If we want to precisely measure true startup activity, we can’t use the Kauffman Index as published. This Index is a broad measure of business formation. The report’s authors use the term “startup” for all new businesses. Most startup advocates and founders probably have something more specific in mind. The diversity of businesses included in Kauffman’s study make it difficult to tell what is happening to any metro area’s startup population.
At least in local conversations, if not throughout the U.S., when someone mentions startups, they seem to have a specific kind of business in mind. Startups typically are founded to: 1) commercialize a new idea that creates a new market or disrupts an existing market, 2) scale (grow deliberately and rapidly) and, 3) because of these, are interesting to investors. This definition does not include most new businesses such as: main street “mom and pop” retailers, restaurants, construction trades, nail salons, donut shops, self-employed professionals and creative people. These are mostly traditional small businesses. They are crucial for the life of our economy, but they are not normally considered startups.
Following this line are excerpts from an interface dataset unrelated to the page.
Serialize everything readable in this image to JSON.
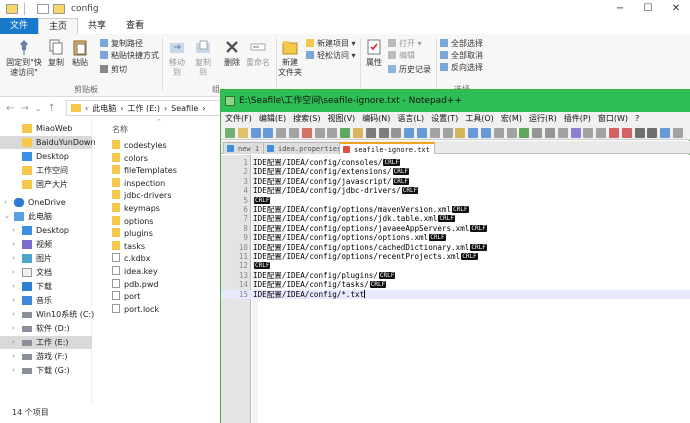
{
  "explorer": {
    "window_title": "config",
    "ribbon_tabs": [
      "文件",
      "主页",
      "共享",
      "查看"
    ],
    "ribbon": {
      "pin_label": "固定到\"快速访问\"",
      "copy_label": "复制",
      "paste_label": "粘贴",
      "copy_path": "复制路径",
      "paste_shortcut": "粘贴快捷方式",
      "cut": "剪切",
      "clipboard_group": "剪贴板",
      "move_to": "移动到",
      "copy_to": "复制到",
      "delete": "删除",
      "rename": "重命名",
      "organize_group": "组",
      "new_folder": "新建\n文件夹",
      "new_item": "新建项目",
      "easy_access": "轻松访问",
      "properties": "属性",
      "open": "打开",
      "edit": "编辑",
      "history": "历史记录",
      "select_all": "全部选择",
      "select_none": "全部取消",
      "invert_selection": "反向选择",
      "select_group": "选择"
    },
    "breadcrumb": [
      "此电脑",
      "工作 (E:)",
      "Seafile"
    ],
    "nav_items": [
      {
        "label": "MiaoWeb",
        "icon": "folder-icon",
        "indent": 1
      },
      {
        "label": "BaiduYunDown",
        "icon": "folder-icon",
        "indent": 1,
        "selected": true
      },
      {
        "label": "Desktop",
        "icon": "desktop-icon",
        "indent": 1
      },
      {
        "label": "工作空间",
        "icon": "folder-icon",
        "indent": 1
      },
      {
        "label": "国产大片",
        "icon": "folder-icon",
        "indent": 1
      },
      {
        "label": "OneDrive",
        "icon": "cloud-icon",
        "indent": 0,
        "arrow": "›"
      },
      {
        "label": "此电脑",
        "icon": "computer-icon",
        "indent": 0,
        "arrow": "⌄"
      },
      {
        "label": "Desktop",
        "icon": "desktop-icon",
        "indent": 1,
        "arrow": "›"
      },
      {
        "label": "视频",
        "icon": "video-icon",
        "indent": 1,
        "arrow": "›"
      },
      {
        "label": "图片",
        "icon": "picture-icon",
        "indent": 1,
        "arrow": "›"
      },
      {
        "label": "文档",
        "icon": "document-icon",
        "indent": 1,
        "arrow": "›"
      },
      {
        "label": "下载",
        "icon": "download-icon",
        "indent": 1,
        "arrow": "›"
      },
      {
        "label": "音乐",
        "icon": "music-icon",
        "indent": 1,
        "arrow": "›"
      },
      {
        "label": "Win10系统 (C:)",
        "icon": "drive-icon",
        "indent": 1,
        "arrow": "›"
      },
      {
        "label": "软件 (D:)",
        "icon": "drive-icon",
        "indent": 1,
        "arrow": "›"
      },
      {
        "label": "工作 (E:)",
        "icon": "drive-icon",
        "indent": 1,
        "arrow": "›",
        "selected": true
      },
      {
        "label": "游戏 (F:)",
        "icon": "drive-icon",
        "indent": 1,
        "arrow": "›"
      },
      {
        "label": "下载 (G:)",
        "icon": "drive-icon",
        "indent": 1,
        "arrow": "›"
      }
    ],
    "column_header": "名称",
    "files": [
      {
        "name": "codestyles",
        "type": "folder"
      },
      {
        "name": "colors",
        "type": "folder"
      },
      {
        "name": "fileTemplates",
        "type": "folder"
      },
      {
        "name": "inspection",
        "type": "folder"
      },
      {
        "name": "jdbc-drivers",
        "type": "folder"
      },
      {
        "name": "keymaps",
        "type": "folder"
      },
      {
        "name": "options",
        "type": "folder"
      },
      {
        "name": "plugins",
        "type": "folder"
      },
      {
        "name": "tasks",
        "type": "folder"
      },
      {
        "name": "c.kdbx",
        "type": "file"
      },
      {
        "name": "idea.key",
        "type": "file"
      },
      {
        "name": "pdb.pwd",
        "type": "file"
      },
      {
        "name": "port",
        "type": "file"
      },
      {
        "name": "port.lock",
        "type": "file"
      }
    ],
    "status": "14 个项目"
  },
  "notepad": {
    "title": "E:\\Seafile\\工作空间\\seafile-ignore.txt - Notepad++",
    "menu": [
      "文件(F)",
      "编辑(E)",
      "搜索(S)",
      "视图(V)",
      "编码(N)",
      "语言(L)",
      "设置(T)",
      "工具(O)",
      "宏(M)",
      "运行(R)",
      "插件(P)",
      "窗口(W)",
      "?"
    ],
    "tabs": [
      {
        "label": "new 1",
        "active": false
      },
      {
        "label": "idea.properties",
        "active": false
      },
      {
        "label": "seafile-ignore.txt",
        "active": true
      }
    ],
    "eol_marker": "CRLF",
    "current_line": 15,
    "lines": [
      {
        "n": "1",
        "text": "IDE配置/IDEA/config/consoles/",
        "eol": true
      },
      {
        "n": "2",
        "text": "IDE配置/IDEA/config/extensions/",
        "eol": true
      },
      {
        "n": "3",
        "text": "IDE配置/IDEA/config/javascript/",
        "eol": true
      },
      {
        "n": "4",
        "text": "IDE配置/IDEA/config/jdbc-drivers/",
        "eol": true
      },
      {
        "n": "5",
        "text": "",
        "eol": true
      },
      {
        "n": "6",
        "text": "IDE配置/IDEA/config/options/mavenVersion.xml",
        "eol": true
      },
      {
        "n": "7",
        "text": "IDE配置/IDEA/config/options/jdk.table.xml",
        "eol": true
      },
      {
        "n": "8",
        "text": "IDE配置/IDEA/config/options/javaeeAppServers.xml",
        "eol": true
      },
      {
        "n": "9",
        "text": "IDE配置/IDEA/config/options/options.xml",
        "eol": true
      },
      {
        "n": "10",
        "text": "IDE配置/IDEA/config/options/cachedDictionary.xml",
        "eol": true
      },
      {
        "n": "11",
        "text": "IDE配置/IDEA/config/options/recentProjects.xml",
        "eol": true
      },
      {
        "n": "12",
        "text": "",
        "eol": true
      },
      {
        "n": "13",
        "text": "IDE配置/IDEA/config/plugins/",
        "eol": true
      },
      {
        "n": "14",
        "text": "IDE配置/IDEA/config/tasks/",
        "eol": true
      },
      {
        "n": "15",
        "text": "IDE配置/IDEA/config/*.txt",
        "eol": false
      }
    ]
  },
  "colors": {
    "file_tab": "#1979ca",
    "npp_title": "#2dbf56",
    "folder": "#f5c84c"
  }
}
The Kauffman Index includes all these business categories, not just dynamic, growth-oriented, innovation-led firms. In every metro area, true startups will account for only a tiny fraction of new firms. There are 700,000 business establishments in DFW. Annually, tens of thousands of new businesses start locally. All the local accelerators and coworking spaces account for only a few hundred business establishments. This number could double several times and still not be noticeable using Kauffman’s Index.
The DFW startup scene has been growing at a significant and exponential rate. Accelerator and coworking activity and event attendance has undoubtedly doubled since 2013. Our overall business competitive advantages should push DFW into further prominence through the next business cycle. Most entrepreneurs are not going to choose or reject Dallas by reading Kauffman’s Index. Still, studies like Kauffman’s, and the policy and public response can have an indirect and cumulative effect over time.
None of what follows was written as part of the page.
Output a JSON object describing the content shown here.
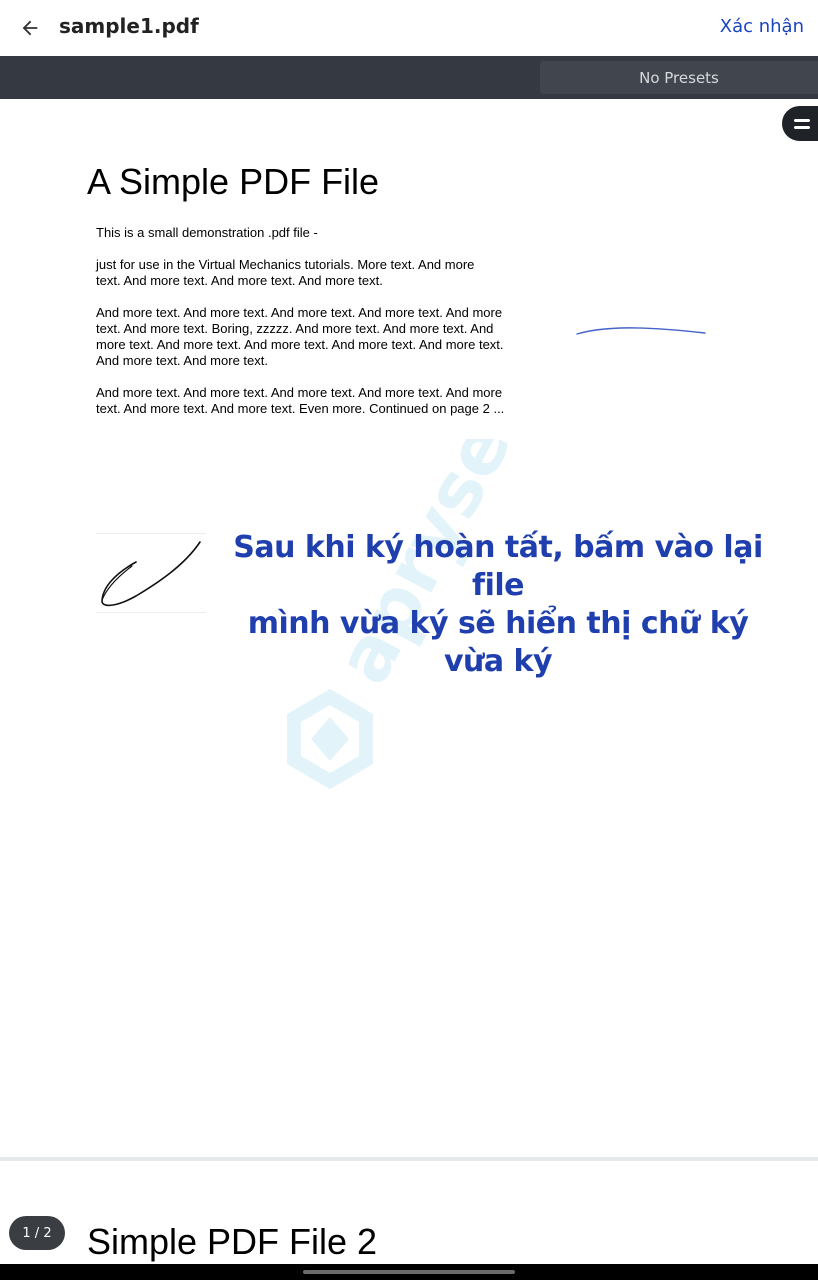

The community discussion over the Kauffman Index is our opportunity to begin a new, regular treatment of ecosystem research and policy. Our assessments in these areas will appear in this blog, alongside local community activity and curated business practice content. Our intent is to promote a broad, inclusive entrepreneurial community in Dallas. At the same time, we will make sure we are clearly distinguishing the needs and interests of different types of small companies. Our content and commentary recognizes three major categories of small firms: startups, traditional small businesses and self-employed workers. We will work with our partners in the community to make sure Dallas has a great support system for each type. We also want to inform the discussion in ways that avoid the recent confusion over Kauffman’s Startup Index.
Daniel Oney, is the Business Ecosystem Champion in Dallas’ Office of Economic Development. He was senior economist for the Virginia General Assembly but returned to his native soil to found the City’s Economic Research group. Now he wants to make small business and entrepreneurship a cornerstone of local economic development. These remarks are his own and may not reflect official policy or opinions of the City Council or City Management.